**Task brief**: Return every entry below exactly as written.

**Material shown**:
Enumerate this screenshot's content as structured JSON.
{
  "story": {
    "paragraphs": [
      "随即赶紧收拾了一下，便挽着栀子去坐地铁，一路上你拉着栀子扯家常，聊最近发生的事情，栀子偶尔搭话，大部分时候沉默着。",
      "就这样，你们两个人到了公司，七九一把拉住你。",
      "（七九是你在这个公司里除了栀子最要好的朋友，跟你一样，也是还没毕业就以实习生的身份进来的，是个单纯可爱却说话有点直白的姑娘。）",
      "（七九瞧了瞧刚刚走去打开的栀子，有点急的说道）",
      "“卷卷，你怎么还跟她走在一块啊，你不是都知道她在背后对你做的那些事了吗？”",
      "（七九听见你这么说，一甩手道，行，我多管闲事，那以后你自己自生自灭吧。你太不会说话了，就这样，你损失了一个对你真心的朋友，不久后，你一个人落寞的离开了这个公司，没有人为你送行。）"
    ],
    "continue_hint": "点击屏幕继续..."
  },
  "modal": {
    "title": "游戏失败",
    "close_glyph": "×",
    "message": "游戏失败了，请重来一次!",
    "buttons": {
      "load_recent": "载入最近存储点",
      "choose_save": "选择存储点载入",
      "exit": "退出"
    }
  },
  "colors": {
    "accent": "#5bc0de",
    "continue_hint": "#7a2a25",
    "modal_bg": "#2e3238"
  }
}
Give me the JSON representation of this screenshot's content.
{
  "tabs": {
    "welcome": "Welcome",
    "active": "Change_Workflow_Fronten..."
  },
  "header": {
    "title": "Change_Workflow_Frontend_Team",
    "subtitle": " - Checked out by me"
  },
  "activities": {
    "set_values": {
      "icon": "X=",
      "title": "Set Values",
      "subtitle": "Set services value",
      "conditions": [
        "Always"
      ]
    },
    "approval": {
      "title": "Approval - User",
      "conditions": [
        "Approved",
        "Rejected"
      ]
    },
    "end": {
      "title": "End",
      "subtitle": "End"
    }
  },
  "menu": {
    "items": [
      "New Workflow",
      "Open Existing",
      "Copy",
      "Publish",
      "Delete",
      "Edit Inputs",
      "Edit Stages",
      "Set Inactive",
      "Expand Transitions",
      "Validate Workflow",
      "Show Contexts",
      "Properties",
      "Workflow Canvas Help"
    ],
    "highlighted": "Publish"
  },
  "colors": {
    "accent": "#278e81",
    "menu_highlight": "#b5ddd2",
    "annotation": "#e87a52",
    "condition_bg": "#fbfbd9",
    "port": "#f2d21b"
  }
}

**Result below**:
Enumerate this screenshot's content as structured JSON.
{
  "story": {
    "paragraphs": [
      "随即赶紧收拾了一下，便挽着栀子去坐地铁，一路上你拉着栀子扯家常，聊最近发生的事情，栀子偶尔搭话，大部分时候沉默着。",
      "就这样，你们两个人到了公司，七九一把拉住你。",
      "（七九是你在这个公司里除了栀子最要好的朋友，跟你一样，也是还没毕业就以实习生的身份进来的，是个单纯可爱却说话有点直白的姑娘。）",
      "（七九瞧了瞧刚刚走去打开的栀子，有点急的说道）",
      "“卷卷，你怎么还跟她走在一块啊，你不是都知道她在背后对你做的那些事了吗？”",
      "（七九听见你这么说，一甩手道，行，我多管闲事，那以后你自己自生自灭吧。你太不会说话了，就这样，你损失了一个对你真心的朋友，不久后，你一个人落寞的离开了这个公司，没有人为你送行。）"
    ],
    "continue_hint": "点击屏幕继续..."
  },
  "modal": {
    "title": "游戏失败",
    "close_glyph": "×",
    "message": "游戏失败了，请重来一次!",
    "buttons": {
      "load_recent": "载入最近存储点",
      "choose_save": "选择存储点载入",
      "exit": "退出"
    }
  },
  "colors": {
    "accent": "#5bc0de",
    "continue_hint": "#7a2a25",
    "modal_bg": "#2e3238"
  }
}
Give me the JSON representation of this screenshot's content.
{
  "tabs": {
    "welcome": "Welcome",
    "active": "Change_Workflow_Fronten..."
  },
  "header": {
    "title": "Change_Workflow_Frontend_Team",
    "subtitle": " - Checked out by me"
  },
  "activities": {
    "set_values": {
      "icon": "X=",
      "title": "Set Values",
      "subtitle": "Set services value",
      "conditions": [
        "Always"
      ]
    },
    "approval": {
      "title": "Approval - User",
      "conditions": [
        "Approved",
        "Rejected"
      ]
    },
    "end": {
      "title": "End",
      "subtitle": "End"
    }
  },
  "menu": {
    "items": [
      "New Workflow",
      "Open Existing",
      "Copy",
      "Publish",
      "Delete",
      "Edit Inputs",
      "Edit Stages",
      "Set Inactive",
      "Expand Transitions",
      "Validate Workflow",
      "Show Contexts",
      "Properties",
      "Workflow Canvas Help"
    ],
    "highlighted": "Publish"
  },
  "colors": {
    "accent": "#278e81",
    "menu_highlight": "#b5ddd2",
    "annotation": "#e87a52",
    "condition_bg": "#fbfbd9",
    "port": "#f2d21b"
  }
}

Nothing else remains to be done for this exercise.